=== Work to complete ===
Repeat the records in full and exactly, omitting pictures.

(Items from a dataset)
· · ·

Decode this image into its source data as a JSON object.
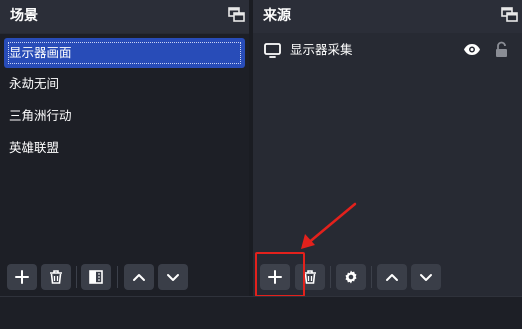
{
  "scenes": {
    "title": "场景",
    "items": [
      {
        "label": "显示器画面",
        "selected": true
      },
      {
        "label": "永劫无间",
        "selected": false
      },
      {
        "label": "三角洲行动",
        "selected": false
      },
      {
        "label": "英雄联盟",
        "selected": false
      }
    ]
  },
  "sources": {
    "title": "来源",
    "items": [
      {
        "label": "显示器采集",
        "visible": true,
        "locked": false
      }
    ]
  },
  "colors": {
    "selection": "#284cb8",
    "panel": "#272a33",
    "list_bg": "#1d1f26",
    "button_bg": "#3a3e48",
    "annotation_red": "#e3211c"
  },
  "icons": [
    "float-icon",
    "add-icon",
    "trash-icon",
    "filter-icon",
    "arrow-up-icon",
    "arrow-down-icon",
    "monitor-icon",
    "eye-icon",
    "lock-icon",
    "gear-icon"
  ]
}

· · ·

=== Response box ===
Decode this image into its source data as a JSON object.
{
  "scenes": {
    "title": "场景",
    "items": [
      {
        "label": "显示器画面",
        "selected": true
      },
      {
        "label": "永劫无间",
        "selected": false
      },
      {
        "label": "三角洲行动",
        "selected": false
      },
      {
        "label": "英雄联盟",
        "selected": false
      }
    ]
  },
  "sources": {
    "title": "来源",
    "items": [
      {
        "label": "显示器采集",
        "visible": true,
        "locked": false
      }
    ]
  },
  "colors": {
    "selection": "#284cb8",
    "panel": "#272a33",
    "list_bg": "#1d1f26",
    "button_bg": "#3a3e48",
    "annotation_red": "#e3211c"
  },
  "icons": [
    "float-icon",
    "add-icon",
    "trash-icon",
    "filter-icon",
    "arrow-up-icon",
    "arrow-down-icon",
    "monitor-icon",
    "eye-icon",
    "lock-icon",
    "gear-icon"
  ]
}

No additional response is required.